When the night started to fade into morning, my five year old curled up on my lap and whispered in my ear, “Can we do this again tomorrow night? This is fun.” I hugged my boy and felt conflicted as I shook my head no. He looked down and I could tell he was trying not to cry. “But I like spending time with you mommy. Can’t we please do this again?” Now it was my time to cry because I realized that it was not the novelty of being up all night that he found exciting. It was the uninterrupted, lengthy and concentrated time with me. I felt sad that this kind of time with me was something that he believed could only happen in the middle of the night. During the day we were busy at life – Grocery shopping, cooking, cleaning, doctor appointments, kids at two different schools. I felt like I was always doing something and at the same time not doing anything. Filled with conflicting emotions, I grabbed my son and held him until he asked me to let go. While I loved getting such a unique and quality experience with him, I did not want to get up at two in the morning and play all night ever again. It was exhausting. I knew in that moment that my days would have to change.
In the days following the test, I felt so blessed to have had this medically mandated experience. It reminded me of the power of uninterrupted and undistracted time with my kids. I was unaware of just how busy I am during the day until everything was halted by the stillness of the night. When laundry and dinner, shopping and cleaning, school and work were all out of the way, we were left with nothing but each other. Nothing but what really matters. Thanks to a sleep deprived EEG, I have changed and reframed how I spend time with my kids. I am now trying to give them each more focused individual time doing something important to them. Even if it means I must leave the sink full of dishes when my boys need me to play with them.

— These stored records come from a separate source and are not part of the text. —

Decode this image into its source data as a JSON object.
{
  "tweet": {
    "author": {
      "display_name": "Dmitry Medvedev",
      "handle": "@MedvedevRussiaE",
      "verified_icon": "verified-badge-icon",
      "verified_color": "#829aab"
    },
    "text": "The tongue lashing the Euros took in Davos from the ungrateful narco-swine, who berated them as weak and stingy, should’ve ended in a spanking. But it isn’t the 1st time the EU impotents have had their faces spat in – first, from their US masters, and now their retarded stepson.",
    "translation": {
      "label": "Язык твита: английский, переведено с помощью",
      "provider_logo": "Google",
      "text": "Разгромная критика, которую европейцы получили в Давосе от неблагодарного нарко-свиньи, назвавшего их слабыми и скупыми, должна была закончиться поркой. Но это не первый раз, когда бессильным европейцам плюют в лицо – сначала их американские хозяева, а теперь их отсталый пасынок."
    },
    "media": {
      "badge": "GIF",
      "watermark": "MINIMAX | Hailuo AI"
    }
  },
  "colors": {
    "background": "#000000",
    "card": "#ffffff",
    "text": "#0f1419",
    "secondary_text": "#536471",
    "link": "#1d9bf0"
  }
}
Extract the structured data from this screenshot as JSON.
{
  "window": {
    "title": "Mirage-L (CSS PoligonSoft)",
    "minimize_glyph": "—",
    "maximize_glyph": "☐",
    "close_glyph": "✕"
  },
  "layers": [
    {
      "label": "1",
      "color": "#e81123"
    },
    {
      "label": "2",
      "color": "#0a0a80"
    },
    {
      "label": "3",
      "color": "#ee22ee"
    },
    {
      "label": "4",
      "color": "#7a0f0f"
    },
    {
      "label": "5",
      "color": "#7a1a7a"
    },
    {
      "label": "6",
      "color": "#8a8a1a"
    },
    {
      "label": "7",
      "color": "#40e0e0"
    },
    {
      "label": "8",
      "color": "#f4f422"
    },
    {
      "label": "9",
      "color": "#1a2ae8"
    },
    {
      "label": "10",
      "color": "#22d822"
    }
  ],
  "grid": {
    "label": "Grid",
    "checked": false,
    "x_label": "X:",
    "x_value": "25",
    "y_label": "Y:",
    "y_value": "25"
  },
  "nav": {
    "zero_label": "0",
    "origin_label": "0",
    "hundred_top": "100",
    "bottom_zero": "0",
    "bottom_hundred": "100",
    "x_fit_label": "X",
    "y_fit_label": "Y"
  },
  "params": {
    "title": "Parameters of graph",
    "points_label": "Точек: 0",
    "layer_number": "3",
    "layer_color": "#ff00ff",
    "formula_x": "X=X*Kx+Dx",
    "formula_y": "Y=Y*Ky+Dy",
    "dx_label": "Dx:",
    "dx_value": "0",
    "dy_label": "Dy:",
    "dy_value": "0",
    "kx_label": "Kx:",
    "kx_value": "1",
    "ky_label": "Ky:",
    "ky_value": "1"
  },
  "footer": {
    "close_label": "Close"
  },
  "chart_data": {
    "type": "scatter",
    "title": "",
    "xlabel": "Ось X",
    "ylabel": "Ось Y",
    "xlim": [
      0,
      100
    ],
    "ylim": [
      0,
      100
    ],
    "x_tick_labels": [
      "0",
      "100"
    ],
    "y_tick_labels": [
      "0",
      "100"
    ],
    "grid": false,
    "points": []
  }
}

A week ago I would have said “wanted” me to play. But I would have been wrong. Because regardless of the time of day, my little boys “need” their mommy. They do not need perfectly folded clothes or a sink that is free of pots. But they do need me. Since my unexpectedly fun all-nighter with my five year old, I have seen some pretty amazing changes in our interactions. He listens to me more and I yell less. He is calmer and more willing to help me around the house. He talks more and I talk less. We are both happier. While I do not yet know the results of the EEG, I do know that the testing process itself taught me about the power of connection and reminded me that the quality of the time with my kids is more important than the quantity of time itself. It’s a lesson I hope I never need to learn again.